To qualify that statement: it’s their least annoying album. The Pigeon Detectives formula has barely changed, although there’s a little more reverb. But the performance is slightly more palatable – singer Matt Bowman has toned down his hapless-young-man schtick, for start, which is only a good thing. “I don’t want to hold your gaze/ ’Cause it would only make me fall in love with you’ is a Shakespearean sonnet compared to a lot of his previous efforts, and makes a decent if one-dimensional chorus for Hold Your Gaze. Some of the improvements are more incidental: years of playing have obviously improved the band’s ability simply to play, and their songs – always so ephemeral sounding, so barely-there – feel of greater weight than on previous efforts.

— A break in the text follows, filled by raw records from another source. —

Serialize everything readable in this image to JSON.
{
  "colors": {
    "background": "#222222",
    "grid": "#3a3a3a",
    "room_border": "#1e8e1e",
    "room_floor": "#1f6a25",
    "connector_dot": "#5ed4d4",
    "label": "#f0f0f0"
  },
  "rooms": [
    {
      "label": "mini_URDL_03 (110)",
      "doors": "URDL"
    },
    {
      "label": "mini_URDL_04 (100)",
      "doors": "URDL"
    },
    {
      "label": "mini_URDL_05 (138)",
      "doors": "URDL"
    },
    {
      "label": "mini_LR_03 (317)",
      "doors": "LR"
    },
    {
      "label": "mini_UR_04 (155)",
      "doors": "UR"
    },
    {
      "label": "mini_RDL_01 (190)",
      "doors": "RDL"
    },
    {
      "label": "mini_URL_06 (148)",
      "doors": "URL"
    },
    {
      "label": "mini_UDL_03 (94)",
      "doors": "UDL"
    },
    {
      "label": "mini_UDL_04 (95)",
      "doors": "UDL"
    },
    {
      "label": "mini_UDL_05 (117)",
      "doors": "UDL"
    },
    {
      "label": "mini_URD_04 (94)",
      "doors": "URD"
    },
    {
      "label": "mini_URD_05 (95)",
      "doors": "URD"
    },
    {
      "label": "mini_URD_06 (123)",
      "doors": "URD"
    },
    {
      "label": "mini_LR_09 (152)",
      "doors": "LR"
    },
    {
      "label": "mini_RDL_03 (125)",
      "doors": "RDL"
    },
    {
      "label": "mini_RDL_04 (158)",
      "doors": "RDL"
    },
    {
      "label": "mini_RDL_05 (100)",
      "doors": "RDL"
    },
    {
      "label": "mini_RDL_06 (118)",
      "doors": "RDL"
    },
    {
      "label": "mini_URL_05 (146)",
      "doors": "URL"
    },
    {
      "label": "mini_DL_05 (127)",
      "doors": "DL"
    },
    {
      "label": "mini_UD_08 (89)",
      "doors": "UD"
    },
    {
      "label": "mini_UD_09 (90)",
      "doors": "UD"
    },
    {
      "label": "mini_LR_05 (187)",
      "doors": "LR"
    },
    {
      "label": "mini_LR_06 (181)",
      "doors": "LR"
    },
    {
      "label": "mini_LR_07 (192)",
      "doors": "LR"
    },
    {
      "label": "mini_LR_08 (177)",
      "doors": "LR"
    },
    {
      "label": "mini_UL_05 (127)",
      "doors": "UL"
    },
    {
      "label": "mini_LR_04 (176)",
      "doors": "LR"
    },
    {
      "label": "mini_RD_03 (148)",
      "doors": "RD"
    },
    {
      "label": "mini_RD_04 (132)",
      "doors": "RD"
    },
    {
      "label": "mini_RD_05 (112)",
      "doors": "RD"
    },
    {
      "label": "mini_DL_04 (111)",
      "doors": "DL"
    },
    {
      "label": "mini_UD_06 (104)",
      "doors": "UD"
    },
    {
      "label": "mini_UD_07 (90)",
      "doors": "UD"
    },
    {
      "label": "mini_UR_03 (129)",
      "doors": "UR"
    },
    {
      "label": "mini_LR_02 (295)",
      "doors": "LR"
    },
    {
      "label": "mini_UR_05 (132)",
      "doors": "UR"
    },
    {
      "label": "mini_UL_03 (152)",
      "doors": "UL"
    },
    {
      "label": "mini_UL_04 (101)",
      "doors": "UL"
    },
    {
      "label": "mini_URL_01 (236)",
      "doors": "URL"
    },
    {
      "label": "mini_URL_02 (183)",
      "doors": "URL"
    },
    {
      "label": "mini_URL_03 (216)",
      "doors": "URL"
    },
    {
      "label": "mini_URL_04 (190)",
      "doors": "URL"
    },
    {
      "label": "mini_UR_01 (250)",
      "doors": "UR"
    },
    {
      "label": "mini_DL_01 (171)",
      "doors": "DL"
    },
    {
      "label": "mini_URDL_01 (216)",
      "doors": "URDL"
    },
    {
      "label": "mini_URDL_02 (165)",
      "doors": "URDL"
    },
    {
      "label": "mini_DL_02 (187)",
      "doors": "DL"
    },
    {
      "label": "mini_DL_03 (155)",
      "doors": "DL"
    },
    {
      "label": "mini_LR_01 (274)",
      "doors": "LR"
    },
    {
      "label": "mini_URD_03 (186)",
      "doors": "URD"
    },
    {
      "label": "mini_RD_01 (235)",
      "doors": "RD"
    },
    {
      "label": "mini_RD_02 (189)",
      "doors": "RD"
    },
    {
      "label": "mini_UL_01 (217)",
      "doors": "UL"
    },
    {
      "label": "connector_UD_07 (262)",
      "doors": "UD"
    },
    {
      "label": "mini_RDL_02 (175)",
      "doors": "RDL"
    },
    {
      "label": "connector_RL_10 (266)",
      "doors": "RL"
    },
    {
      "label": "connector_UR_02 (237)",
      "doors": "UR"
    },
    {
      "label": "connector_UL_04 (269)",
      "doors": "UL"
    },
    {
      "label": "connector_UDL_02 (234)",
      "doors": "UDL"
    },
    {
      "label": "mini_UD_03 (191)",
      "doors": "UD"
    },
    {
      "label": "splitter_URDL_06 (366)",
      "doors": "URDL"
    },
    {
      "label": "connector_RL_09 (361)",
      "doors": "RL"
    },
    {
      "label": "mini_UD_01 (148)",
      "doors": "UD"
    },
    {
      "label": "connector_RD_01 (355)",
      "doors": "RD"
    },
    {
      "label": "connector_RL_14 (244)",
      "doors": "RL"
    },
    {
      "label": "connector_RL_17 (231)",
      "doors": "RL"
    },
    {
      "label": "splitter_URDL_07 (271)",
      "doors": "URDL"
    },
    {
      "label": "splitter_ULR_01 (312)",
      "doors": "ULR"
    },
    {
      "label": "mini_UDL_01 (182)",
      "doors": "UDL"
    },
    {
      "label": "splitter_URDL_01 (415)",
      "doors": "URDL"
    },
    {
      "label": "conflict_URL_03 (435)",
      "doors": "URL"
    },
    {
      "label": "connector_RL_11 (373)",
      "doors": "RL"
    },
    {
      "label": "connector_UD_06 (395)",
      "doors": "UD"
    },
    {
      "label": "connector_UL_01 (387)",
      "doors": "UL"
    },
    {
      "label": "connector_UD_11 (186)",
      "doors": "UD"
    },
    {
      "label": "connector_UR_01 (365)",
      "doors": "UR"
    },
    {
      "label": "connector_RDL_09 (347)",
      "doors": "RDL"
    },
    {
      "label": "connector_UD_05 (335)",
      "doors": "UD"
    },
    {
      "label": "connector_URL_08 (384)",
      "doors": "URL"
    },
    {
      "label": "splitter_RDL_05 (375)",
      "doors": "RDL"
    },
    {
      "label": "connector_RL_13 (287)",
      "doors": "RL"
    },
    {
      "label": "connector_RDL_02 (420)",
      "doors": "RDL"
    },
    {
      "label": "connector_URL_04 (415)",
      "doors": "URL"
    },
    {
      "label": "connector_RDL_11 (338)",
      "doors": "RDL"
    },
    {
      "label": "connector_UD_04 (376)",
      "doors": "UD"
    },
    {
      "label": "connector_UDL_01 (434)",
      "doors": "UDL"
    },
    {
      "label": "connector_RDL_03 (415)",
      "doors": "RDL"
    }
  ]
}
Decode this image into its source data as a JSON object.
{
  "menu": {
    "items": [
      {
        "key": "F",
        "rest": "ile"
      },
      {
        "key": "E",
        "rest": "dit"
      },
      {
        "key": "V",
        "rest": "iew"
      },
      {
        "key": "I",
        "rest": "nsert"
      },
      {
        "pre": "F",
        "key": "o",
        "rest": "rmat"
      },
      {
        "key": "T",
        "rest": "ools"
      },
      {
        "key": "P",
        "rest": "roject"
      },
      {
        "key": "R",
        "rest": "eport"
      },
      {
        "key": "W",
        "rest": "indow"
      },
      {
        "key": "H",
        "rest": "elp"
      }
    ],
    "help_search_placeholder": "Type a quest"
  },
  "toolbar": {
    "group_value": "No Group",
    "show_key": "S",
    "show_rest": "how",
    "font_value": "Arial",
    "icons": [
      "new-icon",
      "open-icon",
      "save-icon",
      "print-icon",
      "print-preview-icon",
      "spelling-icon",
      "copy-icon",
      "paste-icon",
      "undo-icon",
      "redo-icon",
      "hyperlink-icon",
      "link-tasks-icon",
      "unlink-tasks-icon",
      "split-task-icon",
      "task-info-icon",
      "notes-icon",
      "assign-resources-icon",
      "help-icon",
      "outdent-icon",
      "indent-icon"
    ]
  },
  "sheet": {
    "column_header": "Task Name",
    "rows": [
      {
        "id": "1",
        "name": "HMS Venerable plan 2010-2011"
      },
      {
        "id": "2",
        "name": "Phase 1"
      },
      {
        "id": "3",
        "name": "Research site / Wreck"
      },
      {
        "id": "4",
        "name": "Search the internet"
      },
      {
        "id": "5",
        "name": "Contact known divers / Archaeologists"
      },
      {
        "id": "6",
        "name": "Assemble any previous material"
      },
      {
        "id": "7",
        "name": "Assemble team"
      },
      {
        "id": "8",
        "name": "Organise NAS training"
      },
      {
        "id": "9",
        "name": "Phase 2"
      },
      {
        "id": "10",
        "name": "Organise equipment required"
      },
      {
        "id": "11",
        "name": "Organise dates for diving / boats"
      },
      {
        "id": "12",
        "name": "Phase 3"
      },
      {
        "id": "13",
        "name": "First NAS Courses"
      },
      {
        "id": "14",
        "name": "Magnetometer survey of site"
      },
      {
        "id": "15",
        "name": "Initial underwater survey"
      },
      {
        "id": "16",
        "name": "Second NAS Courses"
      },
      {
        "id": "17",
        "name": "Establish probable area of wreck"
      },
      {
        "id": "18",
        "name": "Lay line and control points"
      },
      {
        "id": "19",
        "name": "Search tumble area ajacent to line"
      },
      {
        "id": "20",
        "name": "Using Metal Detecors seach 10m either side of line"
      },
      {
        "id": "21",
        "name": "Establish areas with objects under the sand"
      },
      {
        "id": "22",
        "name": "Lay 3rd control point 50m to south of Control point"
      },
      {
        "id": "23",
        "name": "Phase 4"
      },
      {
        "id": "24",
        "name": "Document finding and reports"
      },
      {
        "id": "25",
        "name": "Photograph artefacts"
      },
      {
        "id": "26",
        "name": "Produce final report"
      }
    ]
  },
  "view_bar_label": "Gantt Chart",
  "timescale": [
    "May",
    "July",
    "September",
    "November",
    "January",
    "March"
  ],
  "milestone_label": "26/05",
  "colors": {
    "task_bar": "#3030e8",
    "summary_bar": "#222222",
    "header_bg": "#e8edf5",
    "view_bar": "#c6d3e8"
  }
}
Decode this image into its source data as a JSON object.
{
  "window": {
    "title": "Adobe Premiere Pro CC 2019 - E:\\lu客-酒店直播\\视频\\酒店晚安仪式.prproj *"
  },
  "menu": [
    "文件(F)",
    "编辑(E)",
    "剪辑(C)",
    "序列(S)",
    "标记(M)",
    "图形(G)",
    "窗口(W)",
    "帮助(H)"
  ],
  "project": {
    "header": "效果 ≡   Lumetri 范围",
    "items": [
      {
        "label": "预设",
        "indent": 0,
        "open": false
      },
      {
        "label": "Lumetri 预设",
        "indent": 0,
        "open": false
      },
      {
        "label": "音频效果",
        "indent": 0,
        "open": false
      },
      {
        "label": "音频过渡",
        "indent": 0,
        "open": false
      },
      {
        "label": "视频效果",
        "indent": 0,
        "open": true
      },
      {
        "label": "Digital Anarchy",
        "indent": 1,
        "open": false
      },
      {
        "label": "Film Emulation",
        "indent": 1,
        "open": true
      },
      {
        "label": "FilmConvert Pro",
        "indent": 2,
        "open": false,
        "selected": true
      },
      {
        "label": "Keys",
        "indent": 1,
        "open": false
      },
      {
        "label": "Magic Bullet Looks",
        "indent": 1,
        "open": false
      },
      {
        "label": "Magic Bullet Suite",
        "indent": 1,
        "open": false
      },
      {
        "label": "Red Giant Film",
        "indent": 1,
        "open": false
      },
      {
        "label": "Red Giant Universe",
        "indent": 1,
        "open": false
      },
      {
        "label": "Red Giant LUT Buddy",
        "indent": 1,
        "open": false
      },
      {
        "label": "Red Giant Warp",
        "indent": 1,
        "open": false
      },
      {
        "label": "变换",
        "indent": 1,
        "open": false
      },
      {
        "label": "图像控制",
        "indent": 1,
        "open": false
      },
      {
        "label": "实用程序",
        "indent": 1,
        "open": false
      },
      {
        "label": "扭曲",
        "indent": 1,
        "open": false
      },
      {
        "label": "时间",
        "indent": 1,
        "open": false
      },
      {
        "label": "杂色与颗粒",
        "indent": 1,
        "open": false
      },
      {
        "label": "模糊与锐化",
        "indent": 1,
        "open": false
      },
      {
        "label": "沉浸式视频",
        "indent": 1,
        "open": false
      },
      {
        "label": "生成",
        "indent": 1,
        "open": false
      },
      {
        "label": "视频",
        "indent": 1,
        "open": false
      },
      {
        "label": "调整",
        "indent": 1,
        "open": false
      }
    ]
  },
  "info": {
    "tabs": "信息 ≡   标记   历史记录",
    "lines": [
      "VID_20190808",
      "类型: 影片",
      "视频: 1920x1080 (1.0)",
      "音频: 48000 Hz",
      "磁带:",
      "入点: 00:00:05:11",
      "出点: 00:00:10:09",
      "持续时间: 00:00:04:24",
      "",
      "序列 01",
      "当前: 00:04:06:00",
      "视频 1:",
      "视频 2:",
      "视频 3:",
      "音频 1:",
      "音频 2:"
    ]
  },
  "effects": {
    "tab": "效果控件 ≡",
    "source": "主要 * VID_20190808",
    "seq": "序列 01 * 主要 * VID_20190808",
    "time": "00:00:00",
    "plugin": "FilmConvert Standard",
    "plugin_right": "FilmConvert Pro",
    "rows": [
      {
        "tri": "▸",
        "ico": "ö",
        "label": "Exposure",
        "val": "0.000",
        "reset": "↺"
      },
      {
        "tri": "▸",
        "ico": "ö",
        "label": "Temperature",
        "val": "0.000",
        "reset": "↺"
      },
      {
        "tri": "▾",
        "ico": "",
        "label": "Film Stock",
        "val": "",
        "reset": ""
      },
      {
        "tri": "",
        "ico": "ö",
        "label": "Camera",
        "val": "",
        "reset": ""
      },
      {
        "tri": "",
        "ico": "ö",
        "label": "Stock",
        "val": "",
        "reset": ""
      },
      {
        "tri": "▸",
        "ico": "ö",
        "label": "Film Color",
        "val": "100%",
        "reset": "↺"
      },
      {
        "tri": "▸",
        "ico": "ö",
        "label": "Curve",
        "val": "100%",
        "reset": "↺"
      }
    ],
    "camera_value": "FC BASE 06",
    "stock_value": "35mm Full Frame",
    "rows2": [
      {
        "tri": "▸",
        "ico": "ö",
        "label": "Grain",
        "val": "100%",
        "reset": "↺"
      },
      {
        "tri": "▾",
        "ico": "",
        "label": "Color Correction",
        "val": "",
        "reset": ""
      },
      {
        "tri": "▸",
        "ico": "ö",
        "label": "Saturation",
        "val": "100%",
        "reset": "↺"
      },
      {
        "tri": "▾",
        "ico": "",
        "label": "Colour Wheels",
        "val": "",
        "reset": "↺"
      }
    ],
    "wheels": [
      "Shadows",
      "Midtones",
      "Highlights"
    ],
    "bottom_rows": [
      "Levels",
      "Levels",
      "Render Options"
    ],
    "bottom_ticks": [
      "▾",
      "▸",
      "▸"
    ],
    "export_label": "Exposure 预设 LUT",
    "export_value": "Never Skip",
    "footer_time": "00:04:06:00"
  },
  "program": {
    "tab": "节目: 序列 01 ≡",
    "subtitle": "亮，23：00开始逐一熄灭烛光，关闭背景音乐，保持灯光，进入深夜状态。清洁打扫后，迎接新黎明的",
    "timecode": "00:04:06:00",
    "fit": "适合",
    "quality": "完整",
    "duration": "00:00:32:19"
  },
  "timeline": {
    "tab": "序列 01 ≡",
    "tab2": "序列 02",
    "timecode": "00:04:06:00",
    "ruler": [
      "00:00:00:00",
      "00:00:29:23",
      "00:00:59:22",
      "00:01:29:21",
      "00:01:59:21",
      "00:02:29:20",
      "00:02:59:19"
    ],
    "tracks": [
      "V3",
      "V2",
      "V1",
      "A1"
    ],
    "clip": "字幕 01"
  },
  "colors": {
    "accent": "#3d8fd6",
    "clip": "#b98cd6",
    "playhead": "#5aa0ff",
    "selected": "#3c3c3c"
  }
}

It’s interesting that this is a result of a deliberate decision on the part of the band to try and capture their live sound on record. Strong live performances were always something The Pigeon Detectives had a reputation for. The Enemy beat them to a Best Live Band NME award in 2007, but comments on their YouTube videos attest to their live prowess. Apparently, most of the album was recorded as live takes, and mistakes have, on the whole, been left in. To the band’s credit, you can’t hear many.
To be sure, We Met At Sea is immediate, as Pigeon Detectives records always were. That was pretty much their only charm. What’s new is solidity – admittedly, there’s only about as much muscle on this record as you can fit into a pair of torn drainpipe jeans, but it’s more than there ever was before. Songs like Animal and I Won’t Come Back have a real physicality to them. The Pigeon Detectives used to sound like the hapless lads at the back of the pub consistently failing to catch the barmaid’s eye. These days they sound more confident – you can actually imagine them talking to the girls they sing about without blushing.
However, despite the positive changes, this is an album pretty certainly doomed to obscurity. Whatever chart placing it receives, it won’t be high. The Pigeon Detectives are very much a band of their era, and their era was over, or at least on its way out, about six years ago. So while this is a solid effort – and a more solid one than anything they’ve put together before – it’s not likely to set the world, or the charts, on fire.